Sankeien is a garden located in Yokohama wich opened to the public about 100 years ago. While the vegetation and the landscape of Sankeien are of great beauty, what makes Sankeien truly special is the many historical buildings that were brought from all over Japan by the then rich owner of the garden. In fact, many of these structures were part of old temples and shrines located in Kyoto, the old capital city. It is, without any doubt, one of the great gardens of the greater Tokyo area.
Unlike most other trees, the Ginkgo or Ichou in Japanese, has individuals of the two sexes, males and females. Only the female produces fruits which are renown for their unpleasant smell. This peculiar tree is commonly seen in Japan. In fact, the leaf of the Ginkgo tree is the emblem of the University of Tokyo, the most recognized university in Japan. It is thus not surprising to find a street lined with large Ginkgo trees near the Jingu Gaien garden in Tokyo. In fall, this street hosts the Ginkgo festival when thousands of visitors come to enjoy the sight of the Ginkgo leaves turning to a bright yellow color.
The Kiyosumi Teien garden is designated as a site of scenic beauty. Troughout its long history, the garden was the home of important political figures and wealthy merchants. For example, it once belonged to Mitsubishi’s founder and was used for the enjoyment of his employees and guests. The garden is now open to the public. Kiyosumi garden is built around a pond and features many stepping stones that allow visitors to get closer to the water.

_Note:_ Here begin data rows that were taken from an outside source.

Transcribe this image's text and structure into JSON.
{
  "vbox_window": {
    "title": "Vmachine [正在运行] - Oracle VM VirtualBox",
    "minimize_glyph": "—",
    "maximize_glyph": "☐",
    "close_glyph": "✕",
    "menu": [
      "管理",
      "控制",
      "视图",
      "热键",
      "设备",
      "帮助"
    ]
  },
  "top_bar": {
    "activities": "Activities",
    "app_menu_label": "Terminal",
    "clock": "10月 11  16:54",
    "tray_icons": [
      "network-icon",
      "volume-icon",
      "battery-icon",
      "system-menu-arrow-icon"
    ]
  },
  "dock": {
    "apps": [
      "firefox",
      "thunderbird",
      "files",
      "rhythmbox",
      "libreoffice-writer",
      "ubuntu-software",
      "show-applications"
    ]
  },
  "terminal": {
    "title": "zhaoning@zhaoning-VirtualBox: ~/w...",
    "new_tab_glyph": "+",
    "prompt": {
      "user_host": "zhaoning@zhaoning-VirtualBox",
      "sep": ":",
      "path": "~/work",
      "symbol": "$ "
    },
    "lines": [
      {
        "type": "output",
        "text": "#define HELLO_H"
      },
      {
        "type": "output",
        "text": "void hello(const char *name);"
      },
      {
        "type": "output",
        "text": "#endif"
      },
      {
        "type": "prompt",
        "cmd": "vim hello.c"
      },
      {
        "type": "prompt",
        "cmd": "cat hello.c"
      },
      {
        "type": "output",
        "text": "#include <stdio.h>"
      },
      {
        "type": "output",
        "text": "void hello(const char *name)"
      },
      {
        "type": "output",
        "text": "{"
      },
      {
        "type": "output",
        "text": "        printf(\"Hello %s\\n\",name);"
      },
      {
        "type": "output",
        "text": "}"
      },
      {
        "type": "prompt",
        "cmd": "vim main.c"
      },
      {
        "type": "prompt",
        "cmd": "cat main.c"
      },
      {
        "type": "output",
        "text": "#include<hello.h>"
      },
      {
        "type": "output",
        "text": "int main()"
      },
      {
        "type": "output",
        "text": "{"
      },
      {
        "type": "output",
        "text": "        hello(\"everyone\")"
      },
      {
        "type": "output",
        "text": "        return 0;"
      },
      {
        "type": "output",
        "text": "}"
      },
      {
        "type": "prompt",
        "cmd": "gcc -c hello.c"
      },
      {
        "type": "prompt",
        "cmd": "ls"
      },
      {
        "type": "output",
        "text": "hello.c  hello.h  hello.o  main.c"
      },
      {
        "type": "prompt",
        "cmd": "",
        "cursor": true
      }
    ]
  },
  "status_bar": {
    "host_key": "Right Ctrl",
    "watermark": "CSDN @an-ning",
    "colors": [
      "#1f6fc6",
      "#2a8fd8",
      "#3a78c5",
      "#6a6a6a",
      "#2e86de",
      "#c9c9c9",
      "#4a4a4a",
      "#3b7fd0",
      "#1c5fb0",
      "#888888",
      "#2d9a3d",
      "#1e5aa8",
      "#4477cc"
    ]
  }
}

Beware of the Suppon, the Japanese soft shelled turtle that won’t hesitate to bite your fingers. They are actually strict carnivores!
Rikugi-en is a famed Japanese garden located in the Northwestern sector of Tokyo. Like many Japanese gardens, the park features a pond surrounded by small hills and beautiful vegetation. We visited the park after a rare snowstorm that affected the area of Tokyo so we witnessed the garden in a very unusual and beautiful snow-covered state. As a relief to the cold, we got to enjoy a warm tea while basking in the sun at the lakeside teahouse.
The Hamarikyu Garden is located near the Tokyo port area, in the luxurious financial district of Shiodome. Initially the villa of the Shogun Tokugaga, famous for duck hunting, it was remodelled as a park in the 40s. The Hamarikyu Garden contrasts heavily to the modern skyscrapers seen behind. Walking from the Shiodome station, one transitions from a futuristic display of luxury to a peaceful and unpretentious garden.
Yamashita park stretches along the waterfront of the port of Yokohama. Nearby attactions include the Yokohama Marine tower and the Hikawa Maru, an ocean liner now preserved as a museum. While taking a stroll in the park, make sure to pass by the beautiful rose garden.
The Oze National park, which is located not too far from Tokyo, stretches across four prefectures: Gunma, Fukushima, Niigata and Tochigi. The park is famous for its large marshland surrounded by mountains. To protect its fragile vegetation from human traffic, the park features an extensive network of boardwalks which makes for a easy hike and allows one to access areas of the wetland when you would otherwise be knee-deep in the water. Many mountain huts are scatered arounf the park for a pleasant overnight stay. Sleeping quarters consist of private tatami rooms with futons. All huts serve a warm dinner and most of them have public warm baths.
Todoroki Valley is an oasis of nature in the middle of Tokyo. The valley, which is about 10-20 meters deep, was dug over time by a small river. In the summertime temperatures remain surprisingly colder in the valley thanks to the cold water and the shade provided by the large trees. A path follows the river and eventually leads to the Todoroki temple and a small teahouse. Next time you can’t bear the intense summer heat, head to Todoroki valley for a refreshing encounter with nature!
The Yokohama harbor view park is located on a hill overlooking the port of Yokohama. The parc features a pretty rose garden and an observation deck with a great view of the industrial port of Yokohama where ships are loaded with commercial goods. The Yokohama bay bridge is also seen in the distance.
Yohohama’s foreign general cemetery has an history that dates back to 1853 when Commodore Perry first arrived in Japan. The death of a crewman aboard Perrys’ ship prompted the Japanese government to create a foreign cemetery at Perrys’ request. The cemetery was originally part of the Zotokuin temple. As the presence of foreigners in Japan grew, the demand for burial grounds increased as well so that the Japanese tombs and the temple itself were relocated somewhere else in Yokohama. Nowadays, the cemetery can be visited for a small donation amount. It may not be to everyone’s taste but I enjoyed learning about the very first Gaijins of Japan who must have had to overcome far greater challenges than today’s Gaijins to adapt to the culture of their new country.